- _Problem statement_
Scan the records for the word "this". Report each line where it occurs.

- _Excerpted records_
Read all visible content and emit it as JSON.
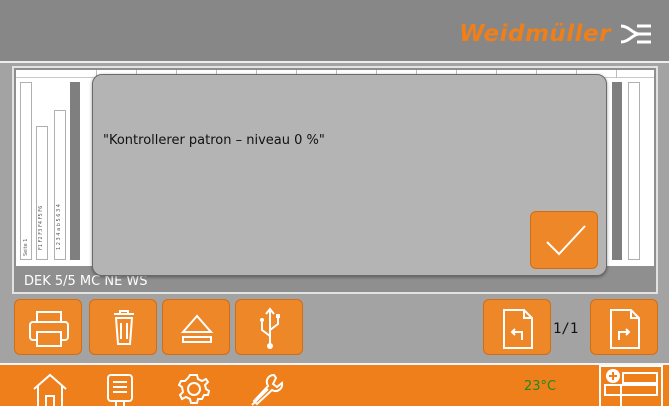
{
  "header": {
    "brand": "Weidmüller",
    "brand_color": "#ee7f1a",
    "logo_icon": "weidmuller-logo-icon"
  },
  "workspace": {
    "strip_text_1": "Seite 1",
    "strip_text_2": "F1 F2 F3 F4 F5 F6",
    "strip_text_3": "1 2 3 4 a b 5 6 3 4",
    "product_label": "DEK 5/5 MC NE WS"
  },
  "dialog": {
    "message": "\"Kontrollerer patron – niveau 0 %\"",
    "confirm_icon": "checkmark-icon"
  },
  "toolbar": {
    "buttons": [
      {
        "name": "print-button",
        "icon": "printer-icon"
      },
      {
        "name": "delete-button",
        "icon": "trash-icon"
      },
      {
        "name": "eject-button",
        "icon": "eject-icon"
      },
      {
        "name": "usb-button",
        "icon": "usb-icon"
      },
      {
        "name": "previous-page-button",
        "icon": "page-back-icon"
      },
      {
        "name": "next-page-button",
        "icon": "page-forward-icon"
      }
    ],
    "page_indicator": "1/1"
  },
  "navbar": {
    "items": [
      {
        "name": "nav-home",
        "icon": "home-icon"
      },
      {
        "name": "nav-printer-queue",
        "icon": "printer-list-icon"
      },
      {
        "name": "nav-settings",
        "icon": "gear-icon"
      },
      {
        "name": "nav-tools",
        "icon": "wrench-icon"
      }
    ],
    "temperature": "23°C",
    "temperature_color": "#1f8a1f"
  },
  "colors": {
    "accent": "#ee8728",
    "background": "#a3a3a3",
    "dialog": "#b4b4b4"
  }
}
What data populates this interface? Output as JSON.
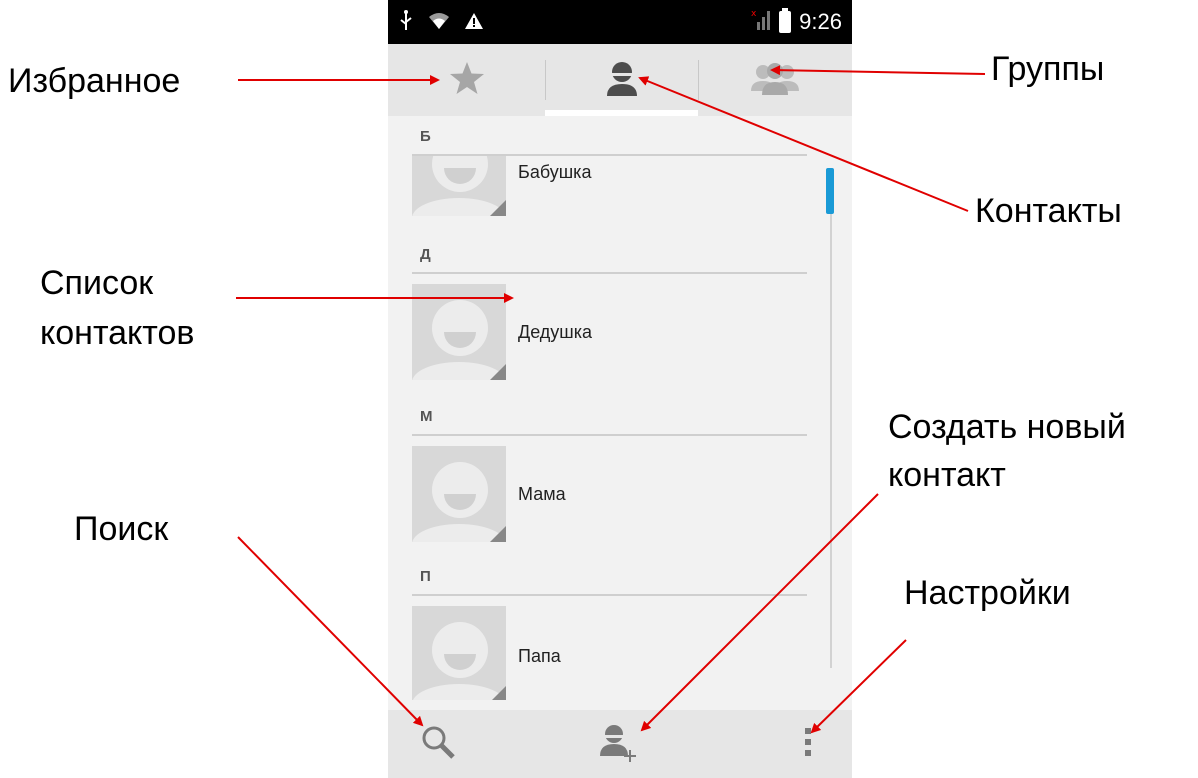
{
  "status_bar": {
    "time": "9:26"
  },
  "tabs": {
    "favorites": "favorites-tab",
    "contacts": "contacts-tab",
    "groups": "groups-tab"
  },
  "contacts": {
    "sections": [
      {
        "letter": "Б",
        "names": [
          "Бабушка"
        ]
      },
      {
        "letter": "Д",
        "names": [
          "Дедушка"
        ]
      },
      {
        "letter": "М",
        "names": [
          "Мама"
        ]
      },
      {
        "letter": "П",
        "names": [
          "Папа"
        ]
      }
    ]
  },
  "annotations": {
    "favorites": "Избранное",
    "groups": "Группы",
    "contacts": "Контакты",
    "contact_list_line1": "Список",
    "contact_list_line2": "контактов",
    "create_line1": "Создать новый",
    "create_line2": "контакт",
    "search": "Поиск",
    "settings": "Настройки"
  },
  "colors": {
    "accent": "#1a9ad6",
    "arrow": "#e00000",
    "background": "#f2f2f2",
    "bar": "#e6e6e6"
  }
}
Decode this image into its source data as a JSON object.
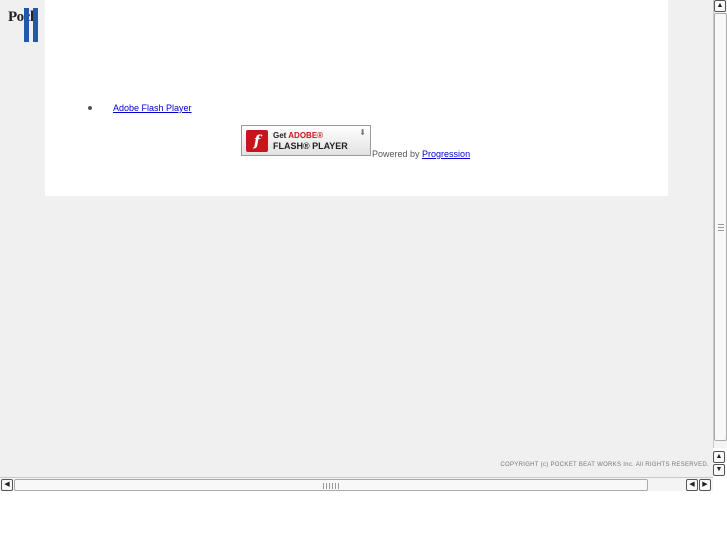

- _Problem solution_
What data populates this interface? Output as JSON.
Decode this image into its source data as a JSON object.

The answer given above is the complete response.